> **Data section**
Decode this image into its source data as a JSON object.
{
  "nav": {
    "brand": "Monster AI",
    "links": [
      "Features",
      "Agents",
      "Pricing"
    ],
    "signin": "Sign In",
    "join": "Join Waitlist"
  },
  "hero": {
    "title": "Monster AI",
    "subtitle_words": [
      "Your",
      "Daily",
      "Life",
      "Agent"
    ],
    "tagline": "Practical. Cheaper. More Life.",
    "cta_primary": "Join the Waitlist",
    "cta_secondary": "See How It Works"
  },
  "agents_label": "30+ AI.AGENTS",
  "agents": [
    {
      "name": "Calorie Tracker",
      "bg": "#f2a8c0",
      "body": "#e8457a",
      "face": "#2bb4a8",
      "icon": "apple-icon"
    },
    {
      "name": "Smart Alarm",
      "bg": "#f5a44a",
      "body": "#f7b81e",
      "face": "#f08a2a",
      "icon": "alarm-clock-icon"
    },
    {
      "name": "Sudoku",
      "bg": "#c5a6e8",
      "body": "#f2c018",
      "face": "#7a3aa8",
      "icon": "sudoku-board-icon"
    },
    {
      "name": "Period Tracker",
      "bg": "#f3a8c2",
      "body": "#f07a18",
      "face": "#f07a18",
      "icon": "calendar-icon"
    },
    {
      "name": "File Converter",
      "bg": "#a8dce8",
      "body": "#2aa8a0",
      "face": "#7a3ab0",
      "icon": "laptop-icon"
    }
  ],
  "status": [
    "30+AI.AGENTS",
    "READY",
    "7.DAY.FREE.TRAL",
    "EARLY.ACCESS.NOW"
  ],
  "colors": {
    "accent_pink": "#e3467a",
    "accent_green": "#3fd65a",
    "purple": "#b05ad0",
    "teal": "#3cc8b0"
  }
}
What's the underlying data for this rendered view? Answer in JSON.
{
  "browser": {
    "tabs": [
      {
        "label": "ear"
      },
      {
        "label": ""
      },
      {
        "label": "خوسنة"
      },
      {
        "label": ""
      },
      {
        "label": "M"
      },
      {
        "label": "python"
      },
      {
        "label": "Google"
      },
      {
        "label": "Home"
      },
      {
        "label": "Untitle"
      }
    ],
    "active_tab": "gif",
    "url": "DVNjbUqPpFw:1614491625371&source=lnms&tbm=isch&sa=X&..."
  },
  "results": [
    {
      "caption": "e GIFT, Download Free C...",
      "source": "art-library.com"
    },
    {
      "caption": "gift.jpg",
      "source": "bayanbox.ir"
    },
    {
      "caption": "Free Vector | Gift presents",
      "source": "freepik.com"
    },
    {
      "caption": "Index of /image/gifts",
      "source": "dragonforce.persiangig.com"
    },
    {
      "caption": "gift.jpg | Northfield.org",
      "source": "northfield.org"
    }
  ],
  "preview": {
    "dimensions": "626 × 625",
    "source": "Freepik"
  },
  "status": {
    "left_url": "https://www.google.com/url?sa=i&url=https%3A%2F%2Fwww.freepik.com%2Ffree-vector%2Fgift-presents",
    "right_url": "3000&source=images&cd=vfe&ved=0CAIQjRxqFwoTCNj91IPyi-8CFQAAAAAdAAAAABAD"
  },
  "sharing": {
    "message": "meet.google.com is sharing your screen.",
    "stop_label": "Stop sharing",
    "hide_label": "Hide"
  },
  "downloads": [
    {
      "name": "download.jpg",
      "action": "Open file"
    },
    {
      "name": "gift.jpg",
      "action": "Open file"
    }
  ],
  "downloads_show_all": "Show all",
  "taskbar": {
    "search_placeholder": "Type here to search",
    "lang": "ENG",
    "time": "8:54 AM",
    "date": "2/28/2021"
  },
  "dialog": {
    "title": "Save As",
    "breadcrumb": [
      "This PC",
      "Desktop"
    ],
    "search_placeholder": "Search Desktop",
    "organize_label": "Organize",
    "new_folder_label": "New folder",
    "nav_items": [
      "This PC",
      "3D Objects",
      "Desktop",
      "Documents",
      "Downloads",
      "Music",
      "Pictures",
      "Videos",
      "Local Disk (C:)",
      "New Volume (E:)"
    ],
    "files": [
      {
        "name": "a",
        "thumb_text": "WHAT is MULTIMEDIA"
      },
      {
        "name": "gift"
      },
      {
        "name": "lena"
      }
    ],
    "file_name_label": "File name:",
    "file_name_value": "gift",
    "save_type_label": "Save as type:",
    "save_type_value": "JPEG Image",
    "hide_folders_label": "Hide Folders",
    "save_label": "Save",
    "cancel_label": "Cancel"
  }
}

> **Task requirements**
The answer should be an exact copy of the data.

> **Solution for this exercise**
Decode this image into its source data as a JSON object.
{
  "nav": {
    "brand": "Monster AI",
    "links": [
      "Features",
      "Agents",
      "Pricing"
    ],
    "signin": "Sign In",
    "join": "Join Waitlist"
  },
  "hero": {
    "title": "Monster AI",
    "subtitle_words": [
      "Your",
      "Daily",
      "Life",
      "Agent"
    ],
    "tagline": "Practical. Cheaper. More Life.",
    "cta_primary": "Join the Waitlist",
    "cta_secondary": "See How It Works"
  },
  "agents_label": "30+ AI.AGENTS",
  "agents": [
    {
      "name": "Calorie Tracker",
      "bg": "#f2a8c0",
      "body": "#e8457a",
      "face": "#2bb4a8",
      "icon": "apple-icon"
    },
    {
      "name": "Smart Alarm",
      "bg": "#f5a44a",
      "body": "#f7b81e",
      "face": "#f08a2a",
      "icon": "alarm-clock-icon"
    },
    {
      "name": "Sudoku",
      "bg": "#c5a6e8",
      "body": "#f2c018",
      "face": "#7a3aa8",
      "icon": "sudoku-board-icon"
    },
    {
      "name": "Period Tracker",
      "bg": "#f3a8c2",
      "body": "#f07a18",
      "face": "#f07a18",
      "icon": "calendar-icon"
    },
    {
      "name": "File Converter",
      "bg": "#a8dce8",
      "body": "#2aa8a0",
      "face": "#7a3ab0",
      "icon": "laptop-icon"
    }
  ],
  "status": [
    "30+AI.AGENTS",
    "READY",
    "7.DAY.FREE.TRAL",
    "EARLY.ACCESS.NOW"
  ],
  "colors": {
    "accent_pink": "#e3467a",
    "accent_green": "#3fd65a",
    "purple": "#b05ad0",
    "teal": "#3cc8b0"
  }
}
What's the underlying data for this rendered view? Answer in JSON.
{
  "browser": {
    "tabs": [
      {
        "label": "ear"
      },
      {
        "label": ""
      },
      {
        "label": "خوسنة"
      },
      {
        "label": ""
      },
      {
        "label": "M"
      },
      {
        "label": "python"
      },
      {
        "label": "Google"
      },
      {
        "label": "Home"
      },
      {
        "label": "Untitle"
      }
    ],
    "active_tab": "gif",
    "url": "DVNjbUqPpFw:1614491625371&source=lnms&tbm=isch&sa=X&..."
  },
  "results": [
    {
      "caption": "e GIFT, Download Free C...",
      "source": "art-library.com"
    },
    {
      "caption": "gift.jpg",
      "source": "bayanbox.ir"
    },
    {
      "caption": "Free Vector | Gift presents",
      "source": "freepik.com"
    },
    {
      "caption": "Index of /image/gifts",
      "source": "dragonforce.persiangig.com"
    },
    {
      "caption": "gift.jpg | Northfield.org",
      "source": "northfield.org"
    }
  ],
  "preview": {
    "dimensions": "626 × 625",
    "source": "Freepik"
  },
  "status": {
    "left_url": "https://www.google.com/url?sa=i&url=https%3A%2F%2Fwww.freepik.com%2Ffree-vector%2Fgift-presents",
    "right_url": "3000&source=images&cd=vfe&ved=0CAIQjRxqFwoTCNj91IPyi-8CFQAAAAAdAAAAABAD"
  },
  "sharing": {
    "message": "meet.google.com is sharing your screen.",
    "stop_label": "Stop sharing",
    "hide_label": "Hide"
  },
  "downloads": [
    {
      "name": "download.jpg",
      "action": "Open file"
    },
    {
      "name": "gift.jpg",
      "action": "Open file"
    }
  ],
  "downloads_show_all": "Show all",
  "taskbar": {
    "search_placeholder": "Type here to search",
    "lang": "ENG",
    "time": "8:54 AM",
    "date": "2/28/2021"
  },
  "dialog": {
    "title": "Save As",
    "breadcrumb": [
      "This PC",
      "Desktop"
    ],
    "search_placeholder": "Search Desktop",
    "organize_label": "Organize",
    "new_folder_label": "New folder",
    "nav_items": [
      "This PC",
      "3D Objects",
      "Desktop",
      "Documents",
      "Downloads",
      "Music",
      "Pictures",
      "Videos",
      "Local Disk (C:)",
      "New Volume (E:)"
    ],
    "files": [
      {
        "name": "a",
        "thumb_text": "WHAT is MULTIMEDIA"
      },
      {
        "name": "gift"
      },
      {
        "name": "lena"
      }
    ],
    "file_name_label": "File name:",
    "file_name_value": "gift",
    "save_type_label": "Save as type:",
    "save_type_value": "JPEG Image",
    "hide_folders_label": "Hide Folders",
    "save_label": "Save",
    "cancel_label": "Cancel"
  }
}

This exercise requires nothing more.